[Dataset records]
☆ ☆ ☆ ☆ ☆ ☆ ☆

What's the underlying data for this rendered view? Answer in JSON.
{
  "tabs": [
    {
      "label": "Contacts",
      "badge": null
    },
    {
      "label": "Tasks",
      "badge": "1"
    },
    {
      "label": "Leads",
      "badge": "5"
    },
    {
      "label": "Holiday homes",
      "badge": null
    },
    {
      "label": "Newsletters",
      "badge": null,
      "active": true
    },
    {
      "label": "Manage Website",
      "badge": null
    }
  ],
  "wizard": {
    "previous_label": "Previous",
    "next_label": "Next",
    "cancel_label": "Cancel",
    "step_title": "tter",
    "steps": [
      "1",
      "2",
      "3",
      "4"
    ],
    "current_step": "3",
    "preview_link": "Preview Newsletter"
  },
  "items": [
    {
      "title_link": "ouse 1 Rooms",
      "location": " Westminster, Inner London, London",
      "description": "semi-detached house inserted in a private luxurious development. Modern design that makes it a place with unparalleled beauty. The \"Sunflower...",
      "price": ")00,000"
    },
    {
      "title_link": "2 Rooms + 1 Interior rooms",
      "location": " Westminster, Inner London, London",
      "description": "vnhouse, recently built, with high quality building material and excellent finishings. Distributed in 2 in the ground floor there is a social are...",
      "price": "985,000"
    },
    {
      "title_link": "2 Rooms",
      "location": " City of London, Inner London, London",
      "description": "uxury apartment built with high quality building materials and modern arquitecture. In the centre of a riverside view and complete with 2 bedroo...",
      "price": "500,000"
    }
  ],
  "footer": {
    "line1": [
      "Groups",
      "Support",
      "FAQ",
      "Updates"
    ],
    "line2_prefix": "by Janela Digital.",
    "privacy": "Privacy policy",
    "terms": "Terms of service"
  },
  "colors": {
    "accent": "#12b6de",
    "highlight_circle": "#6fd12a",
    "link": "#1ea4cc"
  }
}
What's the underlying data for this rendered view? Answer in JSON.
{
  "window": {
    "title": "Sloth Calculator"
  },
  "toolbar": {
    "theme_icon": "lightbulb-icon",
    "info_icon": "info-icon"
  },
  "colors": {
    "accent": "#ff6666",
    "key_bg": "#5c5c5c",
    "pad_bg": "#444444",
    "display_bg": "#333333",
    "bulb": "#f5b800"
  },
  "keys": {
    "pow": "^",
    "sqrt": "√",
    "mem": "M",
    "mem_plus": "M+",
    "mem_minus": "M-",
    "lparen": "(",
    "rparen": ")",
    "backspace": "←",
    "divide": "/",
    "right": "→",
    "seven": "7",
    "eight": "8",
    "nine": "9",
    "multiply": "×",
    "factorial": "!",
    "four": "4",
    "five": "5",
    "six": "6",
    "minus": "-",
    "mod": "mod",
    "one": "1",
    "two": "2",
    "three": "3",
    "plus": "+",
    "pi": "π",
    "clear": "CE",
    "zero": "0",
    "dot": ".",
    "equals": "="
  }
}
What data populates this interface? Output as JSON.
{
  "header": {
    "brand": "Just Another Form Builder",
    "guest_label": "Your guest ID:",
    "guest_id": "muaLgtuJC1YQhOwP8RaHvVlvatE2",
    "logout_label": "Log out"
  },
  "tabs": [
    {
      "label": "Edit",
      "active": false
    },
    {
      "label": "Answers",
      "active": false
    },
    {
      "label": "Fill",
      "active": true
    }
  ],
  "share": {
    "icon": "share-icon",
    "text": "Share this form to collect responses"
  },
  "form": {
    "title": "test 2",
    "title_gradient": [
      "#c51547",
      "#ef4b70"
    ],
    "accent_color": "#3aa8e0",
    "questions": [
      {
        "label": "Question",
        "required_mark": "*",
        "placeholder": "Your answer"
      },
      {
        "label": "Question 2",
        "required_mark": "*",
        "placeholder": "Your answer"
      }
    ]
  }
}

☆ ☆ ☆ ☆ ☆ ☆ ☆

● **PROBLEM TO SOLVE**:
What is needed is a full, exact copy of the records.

● **TASK SOLUTION**:
What's the underlying data for this rendered view? Answer in JSON.
{
  "tabs": [
    {
      "label": "Contacts",
      "badge": null
    },
    {
      "label": "Tasks",
      "badge": "1"
    },
    {
      "label": "Leads",
      "badge": "5"
    },
    {
      "label": "Holiday homes",
      "badge": null
    },
    {
      "label": "Newsletters",
      "badge": null,
      "active": true
    },
    {
      "label": "Manage Website",
      "badge": null
    }
  ],
  "wizard": {
    "previous_label": "Previous",
    "next_label": "Next",
    "cancel_label": "Cancel",
    "step_title": "tter",
    "steps": [
      "1",
      "2",
      "3",
      "4"
    ],
    "current_step": "3",
    "preview_link": "Preview Newsletter"
  },
  "items": [
    {
      "title_link": "ouse 1 Rooms",
      "location": " Westminster, Inner London, London",
      "description": "semi-detached house inserted in a private luxurious development. Modern design that makes it a place with unparalleled beauty. The \"Sunflower...",
      "price": ")00,000"
    },
    {
      "title_link": "2 Rooms + 1 Interior rooms",
      "location": " Westminster, Inner London, London",
      "description": "vnhouse, recently built, with high quality building material and excellent finishings. Distributed in 2 in the ground floor there is a social are...",
      "price": "985,000"
    },
    {
      "title_link": "2 Rooms",
      "location": " City of London, Inner London, London",
      "description": "uxury apartment built with high quality building materials and modern arquitecture. In the centre of a riverside view and complete with 2 bedroo...",
      "price": "500,000"
    }
  ],
  "footer": {
    "line1": [
      "Groups",
      "Support",
      "FAQ",
      "Updates"
    ],
    "line2_prefix": "by Janela Digital.",
    "privacy": "Privacy policy",
    "terms": "Terms of service"
  },
  "colors": {
    "accent": "#12b6de",
    "highlight_circle": "#6fd12a",
    "link": "#1ea4cc"
  }
}
What's the underlying data for this rendered view? Answer in JSON.
{
  "window": {
    "title": "Sloth Calculator"
  },
  "toolbar": {
    "theme_icon": "lightbulb-icon",
    "info_icon": "info-icon"
  },
  "colors": {
    "accent": "#ff6666",
    "key_bg": "#5c5c5c",
    "pad_bg": "#444444",
    "display_bg": "#333333",
    "bulb": "#f5b800"
  },
  "keys": {
    "pow": "^",
    "sqrt": "√",
    "mem": "M",
    "mem_plus": "M+",
    "mem_minus": "M-",
    "lparen": "(",
    "rparen": ")",
    "backspace": "←",
    "divide": "/",
    "right": "→",
    "seven": "7",
    "eight": "8",
    "nine": "9",
    "multiply": "×",
    "factorial": "!",
    "four": "4",
    "five": "5",
    "six": "6",
    "minus": "-",
    "mod": "mod",
    "one": "1",
    "two": "2",
    "three": "3",
    "plus": "+",
    "pi": "π",
    "clear": "CE",
    "zero": "0",
    "dot": ".",
    "equals": "="
  }
}
What data populates this interface? Output as JSON.
{
  "header": {
    "brand": "Just Another Form Builder",
    "guest_label": "Your guest ID:",
    "guest_id": "muaLgtuJC1YQhOwP8RaHvVlvatE2",
    "logout_label": "Log out"
  },
  "tabs": [
    {
      "label": "Edit",
      "active": false
    },
    {
      "label": "Answers",
      "active": false
    },
    {
      "label": "Fill",
      "active": true
    }
  ],
  "share": {
    "icon": "share-icon",
    "text": "Share this form to collect responses"
  },
  "form": {
    "title": "test 2",
    "title_gradient": [
      "#c51547",
      "#ef4b70"
    ],
    "accent_color": "#3aa8e0",
    "questions": [
      {
        "label": "Question",
        "required_mark": "*",
        "placeholder": "Your answer"
      },
      {
        "label": "Question 2",
        "required_mark": "*",
        "placeholder": "Your answer"
      }
    ]
  }
}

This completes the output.